* _WORK REQUIRED_
Give back the records below verbatim, please, but without a single image.

* _TASK DATA_
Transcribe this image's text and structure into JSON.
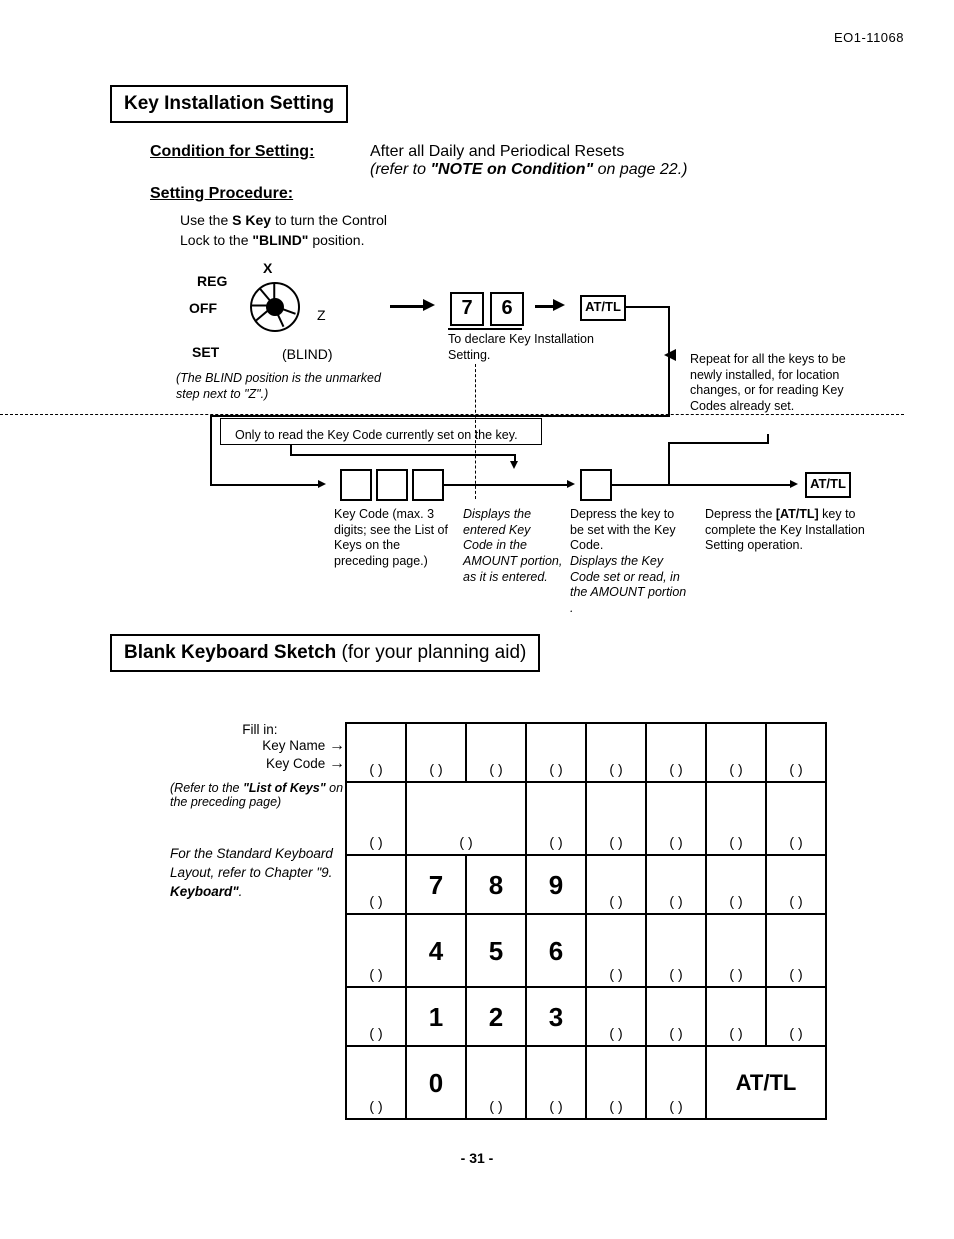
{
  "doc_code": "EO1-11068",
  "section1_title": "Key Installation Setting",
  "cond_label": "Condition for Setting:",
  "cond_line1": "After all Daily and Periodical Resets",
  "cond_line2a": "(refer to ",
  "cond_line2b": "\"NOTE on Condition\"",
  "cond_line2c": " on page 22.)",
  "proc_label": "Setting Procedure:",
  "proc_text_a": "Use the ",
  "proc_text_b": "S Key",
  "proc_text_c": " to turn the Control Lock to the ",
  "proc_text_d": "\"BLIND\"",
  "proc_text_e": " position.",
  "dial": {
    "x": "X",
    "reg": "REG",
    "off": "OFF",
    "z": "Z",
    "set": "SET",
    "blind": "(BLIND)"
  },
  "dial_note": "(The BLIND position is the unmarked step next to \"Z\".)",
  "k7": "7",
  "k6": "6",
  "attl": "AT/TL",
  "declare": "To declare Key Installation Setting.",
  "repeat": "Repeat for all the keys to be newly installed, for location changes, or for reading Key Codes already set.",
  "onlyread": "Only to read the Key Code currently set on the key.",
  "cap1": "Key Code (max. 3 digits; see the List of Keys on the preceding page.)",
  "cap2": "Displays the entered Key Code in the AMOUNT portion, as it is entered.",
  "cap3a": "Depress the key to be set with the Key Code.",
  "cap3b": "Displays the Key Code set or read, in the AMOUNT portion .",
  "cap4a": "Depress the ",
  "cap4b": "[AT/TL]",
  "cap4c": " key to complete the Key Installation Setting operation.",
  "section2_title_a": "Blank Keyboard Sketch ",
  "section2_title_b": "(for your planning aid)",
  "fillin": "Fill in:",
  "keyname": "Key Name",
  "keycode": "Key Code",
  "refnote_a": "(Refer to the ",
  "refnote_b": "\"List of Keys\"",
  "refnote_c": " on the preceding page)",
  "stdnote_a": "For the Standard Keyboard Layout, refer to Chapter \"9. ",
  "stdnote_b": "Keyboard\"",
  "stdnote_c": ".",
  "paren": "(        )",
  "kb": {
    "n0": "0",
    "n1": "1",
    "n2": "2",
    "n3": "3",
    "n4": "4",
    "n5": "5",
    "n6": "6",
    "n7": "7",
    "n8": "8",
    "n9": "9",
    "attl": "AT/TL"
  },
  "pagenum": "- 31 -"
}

* _THE COMPLETED TASK_
Transcribe this image's text and structure into JSON.
{
  "doc_code": "EO1-11068",
  "section1_title": "Key Installation Setting",
  "cond_label": "Condition for Setting:",
  "cond_line1": "After all Daily and Periodical Resets",
  "cond_line2a": "(refer to ",
  "cond_line2b": "\"NOTE on Condition\"",
  "cond_line2c": " on page 22.)",
  "proc_label": "Setting Procedure:",
  "proc_text_a": "Use the ",
  "proc_text_b": "S Key",
  "proc_text_c": " to turn the Control Lock to the ",
  "proc_text_d": "\"BLIND\"",
  "proc_text_e": " position.",
  "dial": {
    "x": "X",
    "reg": "REG",
    "off": "OFF",
    "z": "Z",
    "set": "SET",
    "blind": "(BLIND)"
  },
  "dial_note": "(The BLIND position is the unmarked step next to \"Z\".)",
  "k7": "7",
  "k6": "6",
  "attl": "AT/TL",
  "declare": "To declare Key Installation Setting.",
  "repeat": "Repeat for all the keys to be newly installed, for location changes, or for reading Key Codes already set.",
  "onlyread": "Only to read the Key Code currently set on the key.",
  "cap1": "Key Code (max. 3 digits; see the List of Keys on the preceding page.)",
  "cap2": "Displays the entered Key Code in the AMOUNT portion, as it is entered.",
  "cap3a": "Depress the key to be set with the Key Code.",
  "cap3b": "Displays the Key Code set or read, in the AMOUNT portion .",
  "cap4a": "Depress the ",
  "cap4b": "[AT/TL]",
  "cap4c": " key to complete the Key Installation Setting operation.",
  "section2_title_a": "Blank Keyboard Sketch ",
  "section2_title_b": "(for your planning aid)",
  "fillin": "Fill in:",
  "keyname": "Key Name",
  "keycode": "Key Code",
  "refnote_a": "(Refer to the ",
  "refnote_b": "\"List of Keys\"",
  "refnote_c": " on the preceding page)",
  "stdnote_a": "For the Standard Keyboard Layout, refer to Chapter \"9. ",
  "stdnote_b": "Keyboard\"",
  "stdnote_c": ".",
  "paren": "(        )",
  "kb": {
    "n0": "0",
    "n1": "1",
    "n2": "2",
    "n3": "3",
    "n4": "4",
    "n5": "5",
    "n6": "6",
    "n7": "7",
    "n8": "8",
    "n9": "9",
    "attl": "AT/TL"
  },
  "pagenum": "- 31 -"
}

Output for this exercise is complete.